Friday, December 29, 2006
Alfred Bester, The Demolished Man
Taking a much-needed break from novels that exceed three-hundred pages and require thought, on Christmas morning I returned to one of my guilty pleasures: science fiction.
This Hugo Award-winning novel takes place in 24th-Century New York City, where mind-reading Espers ("peepers") mix with "normals" and help to regulate law enforcement. Consequently, crime has become virtually non-existent. Enter Ben Reich, one of the wealthiest New Yorkers and one who is willing to do anything -- even commit the first premeditated murder in eighty years -- to acquire the wealth of his business rival, D'Courtney.
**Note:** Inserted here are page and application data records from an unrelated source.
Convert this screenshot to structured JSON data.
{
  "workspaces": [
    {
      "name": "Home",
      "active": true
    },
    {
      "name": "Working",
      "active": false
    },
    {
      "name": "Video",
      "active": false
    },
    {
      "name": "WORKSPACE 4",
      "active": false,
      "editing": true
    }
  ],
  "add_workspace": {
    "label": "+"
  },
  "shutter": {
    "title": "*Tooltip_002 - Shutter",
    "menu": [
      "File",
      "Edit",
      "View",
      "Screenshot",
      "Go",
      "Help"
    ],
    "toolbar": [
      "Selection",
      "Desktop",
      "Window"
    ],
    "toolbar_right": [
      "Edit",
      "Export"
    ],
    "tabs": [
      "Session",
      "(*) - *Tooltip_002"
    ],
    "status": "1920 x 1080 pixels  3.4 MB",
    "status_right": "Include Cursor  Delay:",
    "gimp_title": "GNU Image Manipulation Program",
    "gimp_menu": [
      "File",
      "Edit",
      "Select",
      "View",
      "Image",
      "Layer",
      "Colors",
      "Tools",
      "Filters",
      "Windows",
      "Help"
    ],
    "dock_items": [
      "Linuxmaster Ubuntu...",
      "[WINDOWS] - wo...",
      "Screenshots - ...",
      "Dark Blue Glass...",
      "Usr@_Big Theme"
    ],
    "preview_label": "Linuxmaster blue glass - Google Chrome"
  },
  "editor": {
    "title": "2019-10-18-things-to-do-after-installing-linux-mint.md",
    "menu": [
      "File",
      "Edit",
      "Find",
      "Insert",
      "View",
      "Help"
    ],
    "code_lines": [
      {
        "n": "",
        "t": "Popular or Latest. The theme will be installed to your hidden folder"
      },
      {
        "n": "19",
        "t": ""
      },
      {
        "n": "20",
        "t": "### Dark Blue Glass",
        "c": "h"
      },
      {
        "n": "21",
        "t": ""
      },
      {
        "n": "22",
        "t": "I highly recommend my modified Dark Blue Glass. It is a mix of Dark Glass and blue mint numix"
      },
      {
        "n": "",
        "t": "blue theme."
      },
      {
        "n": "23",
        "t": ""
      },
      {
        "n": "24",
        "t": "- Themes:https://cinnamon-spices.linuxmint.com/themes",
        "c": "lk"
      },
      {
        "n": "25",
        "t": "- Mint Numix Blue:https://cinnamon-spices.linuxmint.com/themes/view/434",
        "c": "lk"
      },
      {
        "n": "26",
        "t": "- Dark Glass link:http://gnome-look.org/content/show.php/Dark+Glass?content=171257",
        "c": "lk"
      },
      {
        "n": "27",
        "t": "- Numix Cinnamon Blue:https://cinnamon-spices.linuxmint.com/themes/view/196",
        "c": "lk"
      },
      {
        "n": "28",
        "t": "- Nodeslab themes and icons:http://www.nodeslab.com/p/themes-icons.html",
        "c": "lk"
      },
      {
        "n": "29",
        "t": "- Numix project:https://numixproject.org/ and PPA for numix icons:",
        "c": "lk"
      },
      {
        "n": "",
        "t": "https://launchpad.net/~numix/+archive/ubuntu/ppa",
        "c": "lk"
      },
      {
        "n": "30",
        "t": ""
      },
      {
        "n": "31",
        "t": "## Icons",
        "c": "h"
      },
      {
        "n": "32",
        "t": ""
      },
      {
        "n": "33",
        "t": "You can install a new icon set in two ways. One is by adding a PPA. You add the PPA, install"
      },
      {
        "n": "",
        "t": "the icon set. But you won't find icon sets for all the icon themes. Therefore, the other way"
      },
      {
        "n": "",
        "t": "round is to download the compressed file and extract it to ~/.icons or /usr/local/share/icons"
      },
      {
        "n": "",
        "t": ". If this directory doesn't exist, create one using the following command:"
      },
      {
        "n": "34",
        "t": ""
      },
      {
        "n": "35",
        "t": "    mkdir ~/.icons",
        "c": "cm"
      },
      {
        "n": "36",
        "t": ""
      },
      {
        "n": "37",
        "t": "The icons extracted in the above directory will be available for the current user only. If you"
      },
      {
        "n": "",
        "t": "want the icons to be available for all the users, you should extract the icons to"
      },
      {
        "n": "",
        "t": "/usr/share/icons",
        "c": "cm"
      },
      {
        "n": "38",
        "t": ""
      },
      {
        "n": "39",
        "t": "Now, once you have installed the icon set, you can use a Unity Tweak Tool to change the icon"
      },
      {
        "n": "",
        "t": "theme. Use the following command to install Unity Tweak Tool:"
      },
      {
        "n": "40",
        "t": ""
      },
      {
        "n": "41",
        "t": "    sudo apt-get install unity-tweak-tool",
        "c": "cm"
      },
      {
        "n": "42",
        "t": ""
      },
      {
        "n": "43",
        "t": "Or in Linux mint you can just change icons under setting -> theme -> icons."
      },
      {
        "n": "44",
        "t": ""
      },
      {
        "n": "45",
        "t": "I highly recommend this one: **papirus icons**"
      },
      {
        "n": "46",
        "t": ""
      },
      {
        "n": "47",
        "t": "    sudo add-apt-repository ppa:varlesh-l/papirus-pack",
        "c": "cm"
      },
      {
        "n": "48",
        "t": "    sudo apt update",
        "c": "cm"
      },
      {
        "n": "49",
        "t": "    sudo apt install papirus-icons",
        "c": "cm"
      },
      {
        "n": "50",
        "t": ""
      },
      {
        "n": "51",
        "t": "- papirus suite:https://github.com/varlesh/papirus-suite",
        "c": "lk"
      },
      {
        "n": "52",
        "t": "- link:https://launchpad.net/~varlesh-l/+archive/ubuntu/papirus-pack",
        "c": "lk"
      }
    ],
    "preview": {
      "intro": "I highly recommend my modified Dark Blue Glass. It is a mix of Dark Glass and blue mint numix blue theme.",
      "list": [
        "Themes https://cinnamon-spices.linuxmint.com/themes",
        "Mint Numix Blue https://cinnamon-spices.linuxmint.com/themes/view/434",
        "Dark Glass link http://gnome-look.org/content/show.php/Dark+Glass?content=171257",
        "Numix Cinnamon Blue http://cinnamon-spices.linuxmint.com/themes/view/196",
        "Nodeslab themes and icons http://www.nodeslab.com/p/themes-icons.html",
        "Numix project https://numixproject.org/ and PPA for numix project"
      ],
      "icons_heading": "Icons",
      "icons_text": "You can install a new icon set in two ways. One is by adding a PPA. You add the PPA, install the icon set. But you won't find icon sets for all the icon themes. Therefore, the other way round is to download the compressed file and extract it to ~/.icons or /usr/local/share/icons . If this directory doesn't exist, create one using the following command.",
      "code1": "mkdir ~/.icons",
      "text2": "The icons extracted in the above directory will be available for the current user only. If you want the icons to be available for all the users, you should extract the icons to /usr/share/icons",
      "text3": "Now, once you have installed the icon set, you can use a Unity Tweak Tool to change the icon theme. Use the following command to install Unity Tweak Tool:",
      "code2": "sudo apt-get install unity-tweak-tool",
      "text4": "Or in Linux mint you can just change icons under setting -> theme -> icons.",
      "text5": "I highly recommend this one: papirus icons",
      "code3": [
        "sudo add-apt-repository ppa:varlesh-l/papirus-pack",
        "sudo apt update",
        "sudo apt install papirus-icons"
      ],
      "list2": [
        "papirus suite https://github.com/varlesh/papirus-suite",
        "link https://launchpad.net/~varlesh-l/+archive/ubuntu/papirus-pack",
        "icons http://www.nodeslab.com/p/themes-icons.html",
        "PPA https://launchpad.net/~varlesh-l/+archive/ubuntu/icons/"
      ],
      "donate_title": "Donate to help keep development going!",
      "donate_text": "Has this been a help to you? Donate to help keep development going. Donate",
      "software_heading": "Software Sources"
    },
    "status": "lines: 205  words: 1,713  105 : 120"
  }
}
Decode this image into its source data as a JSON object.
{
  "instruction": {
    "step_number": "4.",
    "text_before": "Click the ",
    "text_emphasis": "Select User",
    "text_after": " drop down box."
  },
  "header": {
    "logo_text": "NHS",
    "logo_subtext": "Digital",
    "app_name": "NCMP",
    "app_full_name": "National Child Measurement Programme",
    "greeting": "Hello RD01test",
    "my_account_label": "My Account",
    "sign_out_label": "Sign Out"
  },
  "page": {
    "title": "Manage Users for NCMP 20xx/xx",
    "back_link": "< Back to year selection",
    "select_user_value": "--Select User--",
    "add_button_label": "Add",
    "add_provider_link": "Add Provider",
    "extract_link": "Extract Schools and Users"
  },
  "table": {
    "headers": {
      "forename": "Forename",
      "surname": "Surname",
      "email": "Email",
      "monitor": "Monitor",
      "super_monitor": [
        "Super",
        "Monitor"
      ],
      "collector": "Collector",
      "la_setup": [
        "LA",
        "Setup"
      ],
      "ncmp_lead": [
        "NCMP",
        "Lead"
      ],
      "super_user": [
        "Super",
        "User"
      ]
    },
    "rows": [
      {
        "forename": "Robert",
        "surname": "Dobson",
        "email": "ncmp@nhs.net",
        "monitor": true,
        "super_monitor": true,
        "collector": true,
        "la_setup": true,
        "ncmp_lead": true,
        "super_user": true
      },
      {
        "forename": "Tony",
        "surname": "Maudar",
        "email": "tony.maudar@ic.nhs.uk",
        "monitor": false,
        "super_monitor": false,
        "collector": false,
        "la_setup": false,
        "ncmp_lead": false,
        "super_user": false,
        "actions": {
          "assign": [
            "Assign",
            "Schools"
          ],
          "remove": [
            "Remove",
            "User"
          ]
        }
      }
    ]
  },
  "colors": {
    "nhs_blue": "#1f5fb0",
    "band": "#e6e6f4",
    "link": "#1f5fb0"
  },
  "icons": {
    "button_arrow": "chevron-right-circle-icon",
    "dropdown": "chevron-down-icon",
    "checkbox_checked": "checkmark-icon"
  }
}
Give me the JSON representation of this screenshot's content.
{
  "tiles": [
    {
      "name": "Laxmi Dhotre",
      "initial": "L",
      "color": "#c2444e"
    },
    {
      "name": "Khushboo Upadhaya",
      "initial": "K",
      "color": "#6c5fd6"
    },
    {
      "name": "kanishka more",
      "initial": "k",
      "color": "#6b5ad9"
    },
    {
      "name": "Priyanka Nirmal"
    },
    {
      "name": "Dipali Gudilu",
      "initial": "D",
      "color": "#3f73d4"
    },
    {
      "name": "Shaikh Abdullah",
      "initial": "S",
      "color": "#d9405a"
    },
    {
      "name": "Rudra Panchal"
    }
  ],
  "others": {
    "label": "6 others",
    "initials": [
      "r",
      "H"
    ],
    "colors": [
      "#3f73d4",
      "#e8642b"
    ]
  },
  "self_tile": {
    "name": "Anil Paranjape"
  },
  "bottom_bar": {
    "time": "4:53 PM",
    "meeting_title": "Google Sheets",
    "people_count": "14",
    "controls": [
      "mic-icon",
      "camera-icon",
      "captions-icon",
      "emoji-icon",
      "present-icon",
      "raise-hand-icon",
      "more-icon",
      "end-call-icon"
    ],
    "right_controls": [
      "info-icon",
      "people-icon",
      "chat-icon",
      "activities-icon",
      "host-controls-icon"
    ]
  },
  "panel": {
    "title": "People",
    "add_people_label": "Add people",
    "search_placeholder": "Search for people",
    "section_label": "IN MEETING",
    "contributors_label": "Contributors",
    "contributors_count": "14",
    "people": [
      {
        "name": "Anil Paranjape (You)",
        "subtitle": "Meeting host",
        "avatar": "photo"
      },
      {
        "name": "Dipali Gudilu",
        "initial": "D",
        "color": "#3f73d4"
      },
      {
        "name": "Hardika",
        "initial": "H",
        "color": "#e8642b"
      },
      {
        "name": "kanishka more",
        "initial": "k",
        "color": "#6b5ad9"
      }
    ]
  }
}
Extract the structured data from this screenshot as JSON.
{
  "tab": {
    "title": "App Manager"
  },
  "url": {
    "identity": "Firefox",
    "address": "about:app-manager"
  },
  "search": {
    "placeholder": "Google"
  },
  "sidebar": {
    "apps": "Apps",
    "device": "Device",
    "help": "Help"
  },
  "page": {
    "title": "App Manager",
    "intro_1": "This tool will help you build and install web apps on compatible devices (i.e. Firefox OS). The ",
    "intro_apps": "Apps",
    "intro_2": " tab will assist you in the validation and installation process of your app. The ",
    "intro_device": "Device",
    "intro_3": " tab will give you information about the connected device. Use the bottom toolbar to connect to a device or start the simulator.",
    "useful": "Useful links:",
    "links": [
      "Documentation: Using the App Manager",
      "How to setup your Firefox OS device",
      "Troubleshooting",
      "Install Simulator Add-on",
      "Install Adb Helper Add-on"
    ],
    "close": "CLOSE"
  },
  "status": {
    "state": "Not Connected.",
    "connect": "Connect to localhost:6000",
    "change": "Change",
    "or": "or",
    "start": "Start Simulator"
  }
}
Enlisting the help of a couple of peeper acquaintances, Reich gets his hands on an ancient weapon -- a gun -- and locates D'Courtney in the midst of an elaborate parlor game at one of Maria Beaumont's elegant parties, only to find himself subsequently pursued by Esper cop Lincoln Powell in the party's aftermath.
Part detective novel, part Dostoyevskean meditation on crime and guilt, part Law and Order, and lots of paranoia a la Philip K. Dick with a Freudian undercurrent, The Demolished Man is a fun and fast-paced book that'll satisfy your old school sci-fi jonesin'.